[Exercise material]

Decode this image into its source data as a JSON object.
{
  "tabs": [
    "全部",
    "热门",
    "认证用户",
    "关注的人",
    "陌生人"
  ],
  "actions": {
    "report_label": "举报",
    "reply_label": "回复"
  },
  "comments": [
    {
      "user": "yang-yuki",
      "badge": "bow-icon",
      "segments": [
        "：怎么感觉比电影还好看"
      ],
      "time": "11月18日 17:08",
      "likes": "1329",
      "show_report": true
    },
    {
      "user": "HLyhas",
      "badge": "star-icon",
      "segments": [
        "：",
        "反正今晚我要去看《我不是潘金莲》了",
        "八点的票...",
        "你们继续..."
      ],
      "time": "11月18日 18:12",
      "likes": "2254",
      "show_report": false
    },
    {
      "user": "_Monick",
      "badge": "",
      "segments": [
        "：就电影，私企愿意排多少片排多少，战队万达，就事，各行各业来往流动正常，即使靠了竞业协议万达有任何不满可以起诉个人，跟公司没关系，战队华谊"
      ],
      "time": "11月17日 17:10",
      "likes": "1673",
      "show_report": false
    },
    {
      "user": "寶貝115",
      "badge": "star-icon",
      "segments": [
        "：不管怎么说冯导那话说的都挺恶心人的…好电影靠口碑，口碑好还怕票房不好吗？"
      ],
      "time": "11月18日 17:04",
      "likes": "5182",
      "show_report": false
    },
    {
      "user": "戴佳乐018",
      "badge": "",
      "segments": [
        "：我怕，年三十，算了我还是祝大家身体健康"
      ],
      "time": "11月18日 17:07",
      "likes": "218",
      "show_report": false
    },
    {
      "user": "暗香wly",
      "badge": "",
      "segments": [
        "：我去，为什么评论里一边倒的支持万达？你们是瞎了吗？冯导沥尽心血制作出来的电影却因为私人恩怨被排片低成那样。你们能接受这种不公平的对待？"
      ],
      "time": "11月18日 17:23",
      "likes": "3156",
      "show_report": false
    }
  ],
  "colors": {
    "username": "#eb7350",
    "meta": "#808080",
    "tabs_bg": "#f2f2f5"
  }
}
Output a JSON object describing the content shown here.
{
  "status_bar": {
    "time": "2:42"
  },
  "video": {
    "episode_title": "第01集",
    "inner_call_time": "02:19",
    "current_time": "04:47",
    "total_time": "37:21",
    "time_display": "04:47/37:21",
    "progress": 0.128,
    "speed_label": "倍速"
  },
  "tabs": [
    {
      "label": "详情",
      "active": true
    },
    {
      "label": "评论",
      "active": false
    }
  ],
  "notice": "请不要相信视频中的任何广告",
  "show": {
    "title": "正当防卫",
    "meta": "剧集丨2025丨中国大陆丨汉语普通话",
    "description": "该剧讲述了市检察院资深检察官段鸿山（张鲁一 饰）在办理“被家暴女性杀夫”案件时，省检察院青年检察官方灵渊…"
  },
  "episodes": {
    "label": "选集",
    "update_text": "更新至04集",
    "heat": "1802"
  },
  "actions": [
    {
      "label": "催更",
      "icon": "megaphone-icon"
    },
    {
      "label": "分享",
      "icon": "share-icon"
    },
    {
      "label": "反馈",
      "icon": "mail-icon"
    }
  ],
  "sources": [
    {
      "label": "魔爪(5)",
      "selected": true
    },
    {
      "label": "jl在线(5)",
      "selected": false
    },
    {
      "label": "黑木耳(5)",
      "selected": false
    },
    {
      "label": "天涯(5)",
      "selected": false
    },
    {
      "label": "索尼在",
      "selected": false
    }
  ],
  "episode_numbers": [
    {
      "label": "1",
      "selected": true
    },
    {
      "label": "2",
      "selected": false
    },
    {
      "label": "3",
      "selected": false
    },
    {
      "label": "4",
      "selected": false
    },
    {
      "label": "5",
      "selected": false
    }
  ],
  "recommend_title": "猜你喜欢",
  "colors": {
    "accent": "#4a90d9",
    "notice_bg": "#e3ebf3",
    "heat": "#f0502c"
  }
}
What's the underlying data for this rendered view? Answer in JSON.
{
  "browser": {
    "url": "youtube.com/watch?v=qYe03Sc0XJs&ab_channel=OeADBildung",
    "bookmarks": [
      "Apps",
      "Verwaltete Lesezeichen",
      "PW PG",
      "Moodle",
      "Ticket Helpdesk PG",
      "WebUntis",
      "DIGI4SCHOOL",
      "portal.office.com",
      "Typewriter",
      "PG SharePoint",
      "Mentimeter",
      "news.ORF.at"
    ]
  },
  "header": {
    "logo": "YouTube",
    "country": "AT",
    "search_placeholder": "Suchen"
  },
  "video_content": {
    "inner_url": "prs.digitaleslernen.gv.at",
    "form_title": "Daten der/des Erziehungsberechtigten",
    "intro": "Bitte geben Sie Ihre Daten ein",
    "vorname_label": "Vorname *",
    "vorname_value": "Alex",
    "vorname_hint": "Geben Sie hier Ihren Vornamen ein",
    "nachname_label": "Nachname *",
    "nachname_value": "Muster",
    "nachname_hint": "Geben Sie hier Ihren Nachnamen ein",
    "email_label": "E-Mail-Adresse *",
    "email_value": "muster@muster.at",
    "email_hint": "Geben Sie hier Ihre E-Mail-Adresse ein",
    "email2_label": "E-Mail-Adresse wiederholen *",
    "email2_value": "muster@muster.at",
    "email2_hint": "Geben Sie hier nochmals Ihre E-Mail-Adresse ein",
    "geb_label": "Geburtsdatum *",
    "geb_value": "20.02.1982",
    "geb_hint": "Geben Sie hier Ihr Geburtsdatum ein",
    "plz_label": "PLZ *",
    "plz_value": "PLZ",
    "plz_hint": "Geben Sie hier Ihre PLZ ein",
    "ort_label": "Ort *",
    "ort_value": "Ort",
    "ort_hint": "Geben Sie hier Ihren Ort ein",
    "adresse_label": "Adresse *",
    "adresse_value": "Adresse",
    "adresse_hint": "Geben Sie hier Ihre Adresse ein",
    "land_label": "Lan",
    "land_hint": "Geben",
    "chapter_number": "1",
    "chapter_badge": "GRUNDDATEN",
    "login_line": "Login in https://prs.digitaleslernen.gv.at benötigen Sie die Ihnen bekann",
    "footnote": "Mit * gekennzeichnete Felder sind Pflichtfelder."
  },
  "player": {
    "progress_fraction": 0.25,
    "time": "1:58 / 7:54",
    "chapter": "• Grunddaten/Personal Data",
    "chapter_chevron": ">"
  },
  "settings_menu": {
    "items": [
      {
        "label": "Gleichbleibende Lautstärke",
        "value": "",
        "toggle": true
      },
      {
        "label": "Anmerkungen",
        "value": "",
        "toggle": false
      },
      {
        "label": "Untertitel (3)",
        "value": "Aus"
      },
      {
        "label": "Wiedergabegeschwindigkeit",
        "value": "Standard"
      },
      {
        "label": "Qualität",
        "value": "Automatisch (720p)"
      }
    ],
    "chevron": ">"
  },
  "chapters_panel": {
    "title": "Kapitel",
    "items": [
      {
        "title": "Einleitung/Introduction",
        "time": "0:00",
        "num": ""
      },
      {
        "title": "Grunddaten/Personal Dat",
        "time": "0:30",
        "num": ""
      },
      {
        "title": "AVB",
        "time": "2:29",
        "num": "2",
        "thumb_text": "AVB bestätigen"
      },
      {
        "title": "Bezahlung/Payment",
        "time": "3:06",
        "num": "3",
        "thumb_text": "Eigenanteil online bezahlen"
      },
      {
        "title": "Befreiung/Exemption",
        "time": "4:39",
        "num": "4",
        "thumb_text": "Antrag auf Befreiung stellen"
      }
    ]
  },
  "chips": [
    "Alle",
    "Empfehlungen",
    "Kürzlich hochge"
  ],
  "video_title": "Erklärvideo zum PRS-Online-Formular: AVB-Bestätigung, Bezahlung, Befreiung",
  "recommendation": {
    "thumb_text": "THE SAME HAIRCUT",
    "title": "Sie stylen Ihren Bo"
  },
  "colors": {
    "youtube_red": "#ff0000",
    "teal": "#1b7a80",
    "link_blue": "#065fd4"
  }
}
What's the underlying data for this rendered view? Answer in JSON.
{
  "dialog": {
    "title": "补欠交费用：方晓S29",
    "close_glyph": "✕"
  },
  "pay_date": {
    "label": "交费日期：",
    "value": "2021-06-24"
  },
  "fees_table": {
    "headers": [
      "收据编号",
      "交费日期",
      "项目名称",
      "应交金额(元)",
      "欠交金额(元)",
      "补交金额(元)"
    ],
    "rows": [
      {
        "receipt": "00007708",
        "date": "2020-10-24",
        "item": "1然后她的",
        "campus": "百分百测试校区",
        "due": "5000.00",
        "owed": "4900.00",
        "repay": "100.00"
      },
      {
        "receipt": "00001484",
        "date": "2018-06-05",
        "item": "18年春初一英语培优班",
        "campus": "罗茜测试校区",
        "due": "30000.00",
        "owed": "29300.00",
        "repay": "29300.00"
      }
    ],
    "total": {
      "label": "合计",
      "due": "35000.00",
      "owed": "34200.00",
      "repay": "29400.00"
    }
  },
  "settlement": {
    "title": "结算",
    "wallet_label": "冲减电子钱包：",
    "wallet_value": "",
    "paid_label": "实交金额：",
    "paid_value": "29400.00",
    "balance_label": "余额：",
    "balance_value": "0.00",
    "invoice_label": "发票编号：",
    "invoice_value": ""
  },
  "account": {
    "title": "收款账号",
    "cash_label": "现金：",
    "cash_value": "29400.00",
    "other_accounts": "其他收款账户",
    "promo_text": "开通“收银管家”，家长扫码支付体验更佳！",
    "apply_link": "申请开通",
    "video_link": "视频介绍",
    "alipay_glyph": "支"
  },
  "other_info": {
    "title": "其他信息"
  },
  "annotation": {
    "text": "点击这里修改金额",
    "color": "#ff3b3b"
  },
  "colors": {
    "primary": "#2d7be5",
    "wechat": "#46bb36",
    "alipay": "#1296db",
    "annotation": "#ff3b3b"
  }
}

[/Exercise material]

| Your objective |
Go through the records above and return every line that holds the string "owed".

| Result |
        "owed": "4900.00",
        "owed": "29300.00",
      "owed": "34200.00",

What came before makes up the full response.